By carefully planning sequences of lessons where there is a clear progression of skills, knowledge and vocabulary, pupils are able to build on previous learning by making explicit links and therefore remember more. Prior knowledge is activated at the beginning of each history topic and  at the start of each lesson so that pupils can build upon what they know. By sharing and discussing  the sequence of learning with the children and the end point of the topic we are able to be incorporate the pupil's interests and so enhance their engagement. 

We build upon the knowledge and skills of previous years learning. At the beginning of each new history topic, teachers refer to the classroom timelines  to develop children’s understanding of chronology. Use of knowledge organisers help to scaffold and support pupils learning within the history topic.

New vocabulary and challenging concepts are introduced through direct teaching. We encourage the children to have a desire to embrace challenging activities, including opportunities to undertake high-quality research across a range of history topics.

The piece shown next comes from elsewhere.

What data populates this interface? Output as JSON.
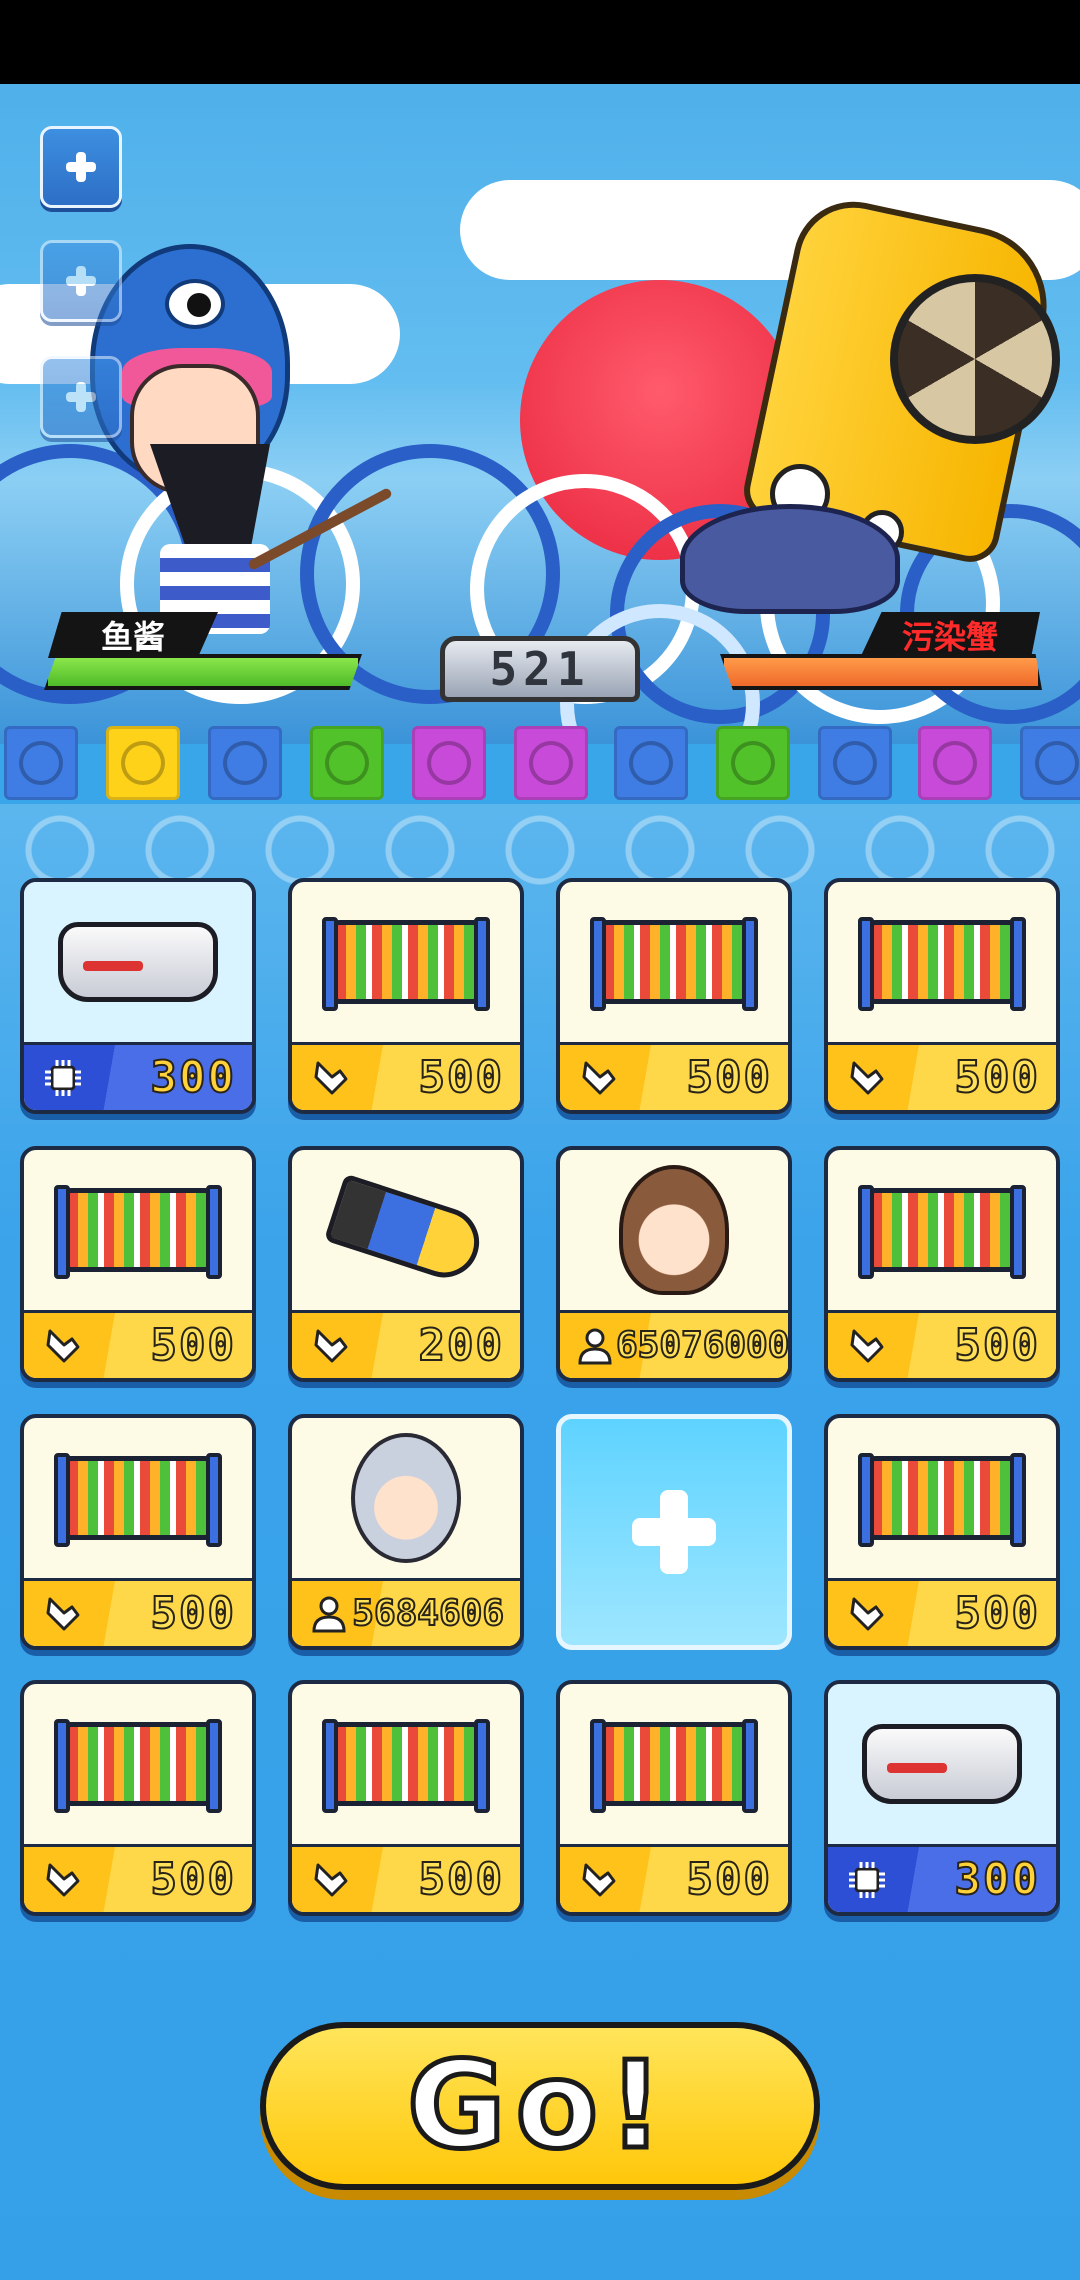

Through our planning, we involve problem-solving opportunities that allow children to apply their knowledge, and find out answers for themselves. These opportunities allow children to think critically about history and confidently communicate their ideas, evaluating and challenging their own and others’ views using detailed, appropriate and accurate historical evidence derived from a range of sources. Children are encouraged to ask their own questions and be given opportunities to use their research skills to discover the answers. This curiosity is celebrated within the classroom.

Planning involves teachers creating engaging lessons, involving high-quality resources to aid understanding of conceptual knowledge. Teachers use precise questioning in class to test conceptual knowledge and skills, and assess pupils regularly to identify those children with gaps in learning, so that all children are able to make progress. Tasks are selected and designed to provide appropriate challenge to all learners, in line with the school’s commitment to inclusion.

Children are offered a wide range of extra -curricular activities, visits, trips and visitors to complement and broaden the curriculum. We aim to excite and intrigue our children to find out more about cultures, civilisations and significant people from the past. These are purposeful and link with the knowledge being taught in class. Regular events such as History week or project days (such as Historical Figures Day) allows all pupils to come off-timetable, to provide a broader provision and the acquisition and application of knowledge and skills. These events aim to involve families and the wider community

At the end of each topic, key knowledge is reviewed and rigorously checked by the teacher and consolidated as necessary.

Our aim is that children will develop a passion for history and an enthusiastic engagement in learning, which develops their sense of curiosity about the past and their understanding of how and why people interpret the past in different ways.

Pupil’s history knowledge is assessed at the end of each topic. We use a range of assessment for learning strategies including:

  • Pre and post unit assessments examples include low stake quizzing, pupil conferencing.
  • Questioning, feedback and peer assessment
  • Knowledge organiser facts and formative assessments during lessons.
Monitoring by our history lead includes:
  • Pupil voice
  • Teacher consultation/questionnaires
  • Book looks
  • Evidence of workshops/staff meetings.
  • WOW Days and Fantastic Finales.